*PROVIDED ENTRIES*.
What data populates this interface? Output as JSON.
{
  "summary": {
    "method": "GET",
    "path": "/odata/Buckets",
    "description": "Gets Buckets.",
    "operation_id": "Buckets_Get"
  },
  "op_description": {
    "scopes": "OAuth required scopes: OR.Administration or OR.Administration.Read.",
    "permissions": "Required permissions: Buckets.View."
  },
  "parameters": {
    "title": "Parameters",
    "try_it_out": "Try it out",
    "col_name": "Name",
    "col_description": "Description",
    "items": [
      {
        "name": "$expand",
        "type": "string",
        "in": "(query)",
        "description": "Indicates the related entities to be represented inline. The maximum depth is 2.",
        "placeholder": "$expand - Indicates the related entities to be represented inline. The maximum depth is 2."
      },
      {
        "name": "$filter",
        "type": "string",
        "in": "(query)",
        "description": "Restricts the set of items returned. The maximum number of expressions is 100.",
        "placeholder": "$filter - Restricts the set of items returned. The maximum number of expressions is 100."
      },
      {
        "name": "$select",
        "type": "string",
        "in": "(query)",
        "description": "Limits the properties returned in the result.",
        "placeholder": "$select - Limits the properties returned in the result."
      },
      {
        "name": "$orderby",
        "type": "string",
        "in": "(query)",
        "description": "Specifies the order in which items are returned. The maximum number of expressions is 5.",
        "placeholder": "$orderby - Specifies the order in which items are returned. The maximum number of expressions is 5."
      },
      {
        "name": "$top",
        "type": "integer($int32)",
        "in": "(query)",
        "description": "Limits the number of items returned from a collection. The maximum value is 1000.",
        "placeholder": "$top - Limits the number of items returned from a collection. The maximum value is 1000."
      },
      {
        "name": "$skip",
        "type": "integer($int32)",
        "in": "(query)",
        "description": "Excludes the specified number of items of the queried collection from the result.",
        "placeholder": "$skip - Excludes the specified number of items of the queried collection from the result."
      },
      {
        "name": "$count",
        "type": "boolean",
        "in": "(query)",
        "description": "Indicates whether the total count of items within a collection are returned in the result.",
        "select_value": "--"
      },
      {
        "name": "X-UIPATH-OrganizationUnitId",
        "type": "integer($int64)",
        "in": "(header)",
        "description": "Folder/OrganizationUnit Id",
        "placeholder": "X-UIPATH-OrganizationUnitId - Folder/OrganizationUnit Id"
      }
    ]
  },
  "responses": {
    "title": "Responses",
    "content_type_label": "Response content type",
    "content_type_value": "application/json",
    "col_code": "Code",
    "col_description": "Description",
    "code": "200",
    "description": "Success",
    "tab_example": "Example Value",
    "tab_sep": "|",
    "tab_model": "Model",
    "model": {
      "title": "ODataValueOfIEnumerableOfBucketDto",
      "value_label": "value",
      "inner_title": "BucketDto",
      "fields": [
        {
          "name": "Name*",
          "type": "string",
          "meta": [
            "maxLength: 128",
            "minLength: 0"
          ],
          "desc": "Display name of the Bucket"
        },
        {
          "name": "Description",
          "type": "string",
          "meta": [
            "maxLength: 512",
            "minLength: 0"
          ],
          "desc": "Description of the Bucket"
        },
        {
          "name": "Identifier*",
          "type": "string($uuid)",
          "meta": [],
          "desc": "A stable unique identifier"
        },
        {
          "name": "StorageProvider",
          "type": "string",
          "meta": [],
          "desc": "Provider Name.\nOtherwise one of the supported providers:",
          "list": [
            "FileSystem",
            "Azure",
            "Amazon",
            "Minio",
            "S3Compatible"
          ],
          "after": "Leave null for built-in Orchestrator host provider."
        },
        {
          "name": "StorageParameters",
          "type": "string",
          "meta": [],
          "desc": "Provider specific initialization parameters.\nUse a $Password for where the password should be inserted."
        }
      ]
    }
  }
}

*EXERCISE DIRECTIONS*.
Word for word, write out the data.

*THE COMPLETED TASK*.
What data populates this interface? Output as JSON.
{
  "summary": {
    "method": "GET",
    "path": "/odata/Buckets",
    "description": "Gets Buckets.",
    "operation_id": "Buckets_Get"
  },
  "op_description": {
    "scopes": "OAuth required scopes: OR.Administration or OR.Administration.Read.",
    "permissions": "Required permissions: Buckets.View."
  },
  "parameters": {
    "title": "Parameters",
    "try_it_out": "Try it out",
    "col_name": "Name",
    "col_description": "Description",
    "items": [
      {
        "name": "$expand",
        "type": "string",
        "in": "(query)",
        "description": "Indicates the related entities to be represented inline. The maximum depth is 2.",
        "placeholder": "$expand - Indicates the related entities to be represented inline. The maximum depth is 2."
      },
      {
        "name": "$filter",
        "type": "string",
        "in": "(query)",
        "description": "Restricts the set of items returned. The maximum number of expressions is 100.",
        "placeholder": "$filter - Restricts the set of items returned. The maximum number of expressions is 100."
      },
      {
        "name": "$select",
        "type": "string",
        "in": "(query)",
        "description": "Limits the properties returned in the result.",
        "placeholder": "$select - Limits the properties returned in the result."
      },
      {
        "name": "$orderby",
        "type": "string",
        "in": "(query)",
        "description": "Specifies the order in which items are returned. The maximum number of expressions is 5.",
        "placeholder": "$orderby - Specifies the order in which items are returned. The maximum number of expressions is 5."
      },
      {
        "name": "$top",
        "type": "integer($int32)",
        "in": "(query)",
        "description": "Limits the number of items returned from a collection. The maximum value is 1000.",
        "placeholder": "$top - Limits the number of items returned from a collection. The maximum value is 1000."
      },
      {
        "name": "$skip",
        "type": "integer($int32)",
        "in": "(query)",
        "description": "Excludes the specified number of items of the queried collection from the result.",
        "placeholder": "$skip - Excludes the specified number of items of the queried collection from the result."
      },
      {
        "name": "$count",
        "type": "boolean",
        "in": "(query)",
        "description": "Indicates whether the total count of items within a collection are returned in the result.",
        "select_value": "--"
      },
      {
        "name": "X-UIPATH-OrganizationUnitId",
        "type": "integer($int64)",
        "in": "(header)",
        "description": "Folder/OrganizationUnit Id",
        "placeholder": "X-UIPATH-OrganizationUnitId - Folder/OrganizationUnit Id"
      }
    ]
  },
  "responses": {
    "title": "Responses",
    "content_type_label": "Response content type",
    "content_type_value": "application/json",
    "col_code": "Code",
    "col_description": "Description",
    "code": "200",
    "description": "Success",
    "tab_example": "Example Value",
    "tab_sep": "|",
    "tab_model": "Model",
    "model": {
      "title": "ODataValueOfIEnumerableOfBucketDto",
      "value_label": "value",
      "inner_title": "BucketDto",
      "fields": [
        {
          "name": "Name*",
          "type": "string",
          "meta": [
            "maxLength: 128",
            "minLength: 0"
          ],
          "desc": "Display name of the Bucket"
        },
        {
          "name": "Description",
          "type": "string",
          "meta": [
            "maxLength: 512",
            "minLength: 0"
          ],
          "desc": "Description of the Bucket"
        },
        {
          "name": "Identifier*",
          "type": "string($uuid)",
          "meta": [],
          "desc": "A stable unique identifier"
        },
        {
          "name": "StorageProvider",
          "type": "string",
          "meta": [],
          "desc": "Provider Name.\nOtherwise one of the supported providers:",
          "list": [
            "FileSystem",
            "Azure",
            "Amazon",
            "Minio",
            "S3Compatible"
          ],
          "after": "Leave null for built-in Orchestrator host provider."
        },
        {
          "name": "StorageParameters",
          "type": "string",
          "meta": [],
          "desc": "Provider specific initialization parameters.\nUse a $Password for where the password should be inserted."
        }
      ]
    }
  }
}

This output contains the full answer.